However, the Retirement Plan Simplification and Enhancement Act may make it easier for clients to stash away money. Itproposes new rules to repeal the 25% limit and increase QLAC contributions to $200,000.
Who QLACs are best suited for
QLACs are a way to address longevity, income stability, and inflation for some clients. They may be best suited for risk-intolerant clients because they can provide income regardless of market performance and longevity risk.
Insurance companies can set different restrictions on how and when a QLAC can be opened. The minimum age is typically 18 years, while some companies may limit annuities with longevity features to ages 21 and up.
Many companies have minimum purchase amounts to open a QLAC. For example, for income-qualified investors who do not wish to annuitize their funds, a minimum income of $25,000 (for joint accounts) or $10,000 (for individual accounts) per year may be required to invest in such products.
QLACs have a maximum contribution amount based on total qualified assets, which must be carefully considered before moving forward with investing.
Additionally, withdrawing money from a QLAC can be subject to retirement taxes and penalties. As a result, QLACs may not be suitable for investors who want access to a wide range of investments or who plan on making frequent withdrawals. Therefore, advisors should consider their client’s goals and needs when recommending QLACs as an RMD deferral strategy.
How QLACs can reduce your clients’ taxes
Clients buy QLACs with pre-tax retirement savings, meaning they can move funds from their 401(k) or IRA without being taxed or penalized. The account value doesn’t increase over time, so clients avoid taxes on interest or capital gains. Additionally, because the withdrawals can be deferred until age 85, clients can defer a portion of their RMD and may pay less income tax on withdrawals.
Standard payout options
Your client’s payout options depend on the terms of the contract and can vary from one policy to the next. However, standard payout options include:
- Single life only: The contract pays a guaranteed, lifelong income based on life expectancy. However, there is no death benefit.
- Joint life only: The annuity owner and spouse receive a guaranteed, lifelong joint income based on life expectancy. There is no death benefit after both insureds die.
- Lifetime income with cash refund: The annuity pays a guaranteed, lifelong income. Beneficiaries will receive a cash refund (lump sum) of the remaining initial premium if the contract owner dies before the annuity completes the payout.
Pros and cons of QLACs
Financial planners considering QLACs should note that the product is only suitable for some customers. The pros and cons suggest that the product is better suited for clients who want to ensure a stable source of income and want to mitigate the risk of outliving their savings.

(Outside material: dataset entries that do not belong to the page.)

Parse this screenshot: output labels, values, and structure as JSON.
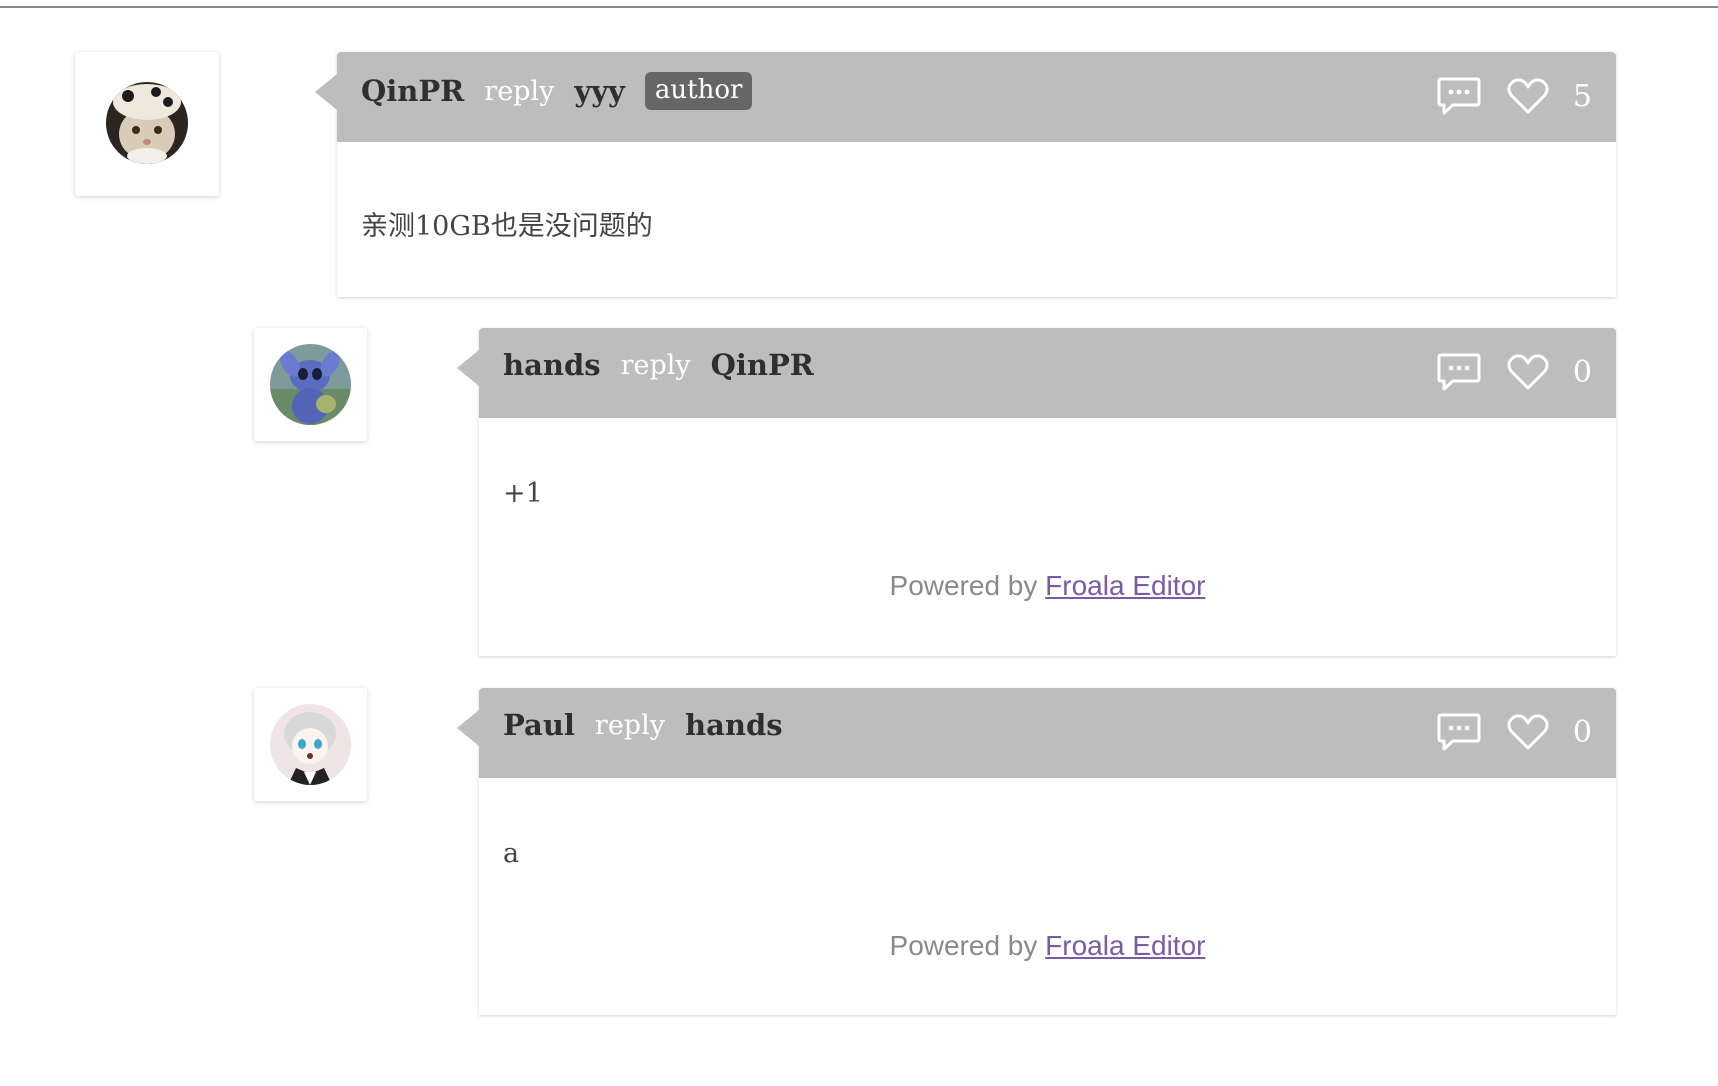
{
  "comments": [
    {
      "author": "QinPR",
      "reply_label": "reply",
      "reply_to": "yyy",
      "badge": "author",
      "likes": "5",
      "text": "亲测10GB也是没问题的",
      "avatar": "cat-avatar"
    },
    {
      "author": "hands",
      "reply_label": "reply",
      "reply_to": "QinPR",
      "likes": "0",
      "text": "+1",
      "powered_prefix": "Powered by",
      "powered_link": "Froala Editor",
      "avatar": "stitch-avatar"
    },
    {
      "author": "Paul",
      "reply_label": "reply",
      "reply_to": "hands",
      "likes": "0",
      "text": "a",
      "powered_prefix": "Powered by",
      "powered_link": "Froala Editor",
      "avatar": "anime-avatar"
    }
  ]
}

- Retirement-income flexibility.
- Deferring RMDs until age 85.
- Can help reduce taxable income.
- Distribute tax-advantaged wealth for beneficiaries.
- Limit on contribution amounts.
- Product fees and statutes.
- Some contracts may pay lower interest rates than your client desires.
A QLAC mainly benefits investors by deferring taxes associated with RMDs. However, financial planners can also consider QLACs for clients who want savings to last longer than traditional retirement account savings.
Marguerita (Rita) Cheng, CFP, is the chief executive officer of Blue Ocean Global Wealth.She is passionate about helping clients navigate some of life’s most difficult issues — divorce, death, career changes, caring for aging relatives — so they can feel confident and in control of their finances. Rita is a regular columnist for Kiplinger and MarketWatch, and a past spokesperson for the AARP Financial Freedom Campaign. Rita volunteers her time as a SoleMate, or charity runner for Girls on the Run, raising money to win scholarships for girls.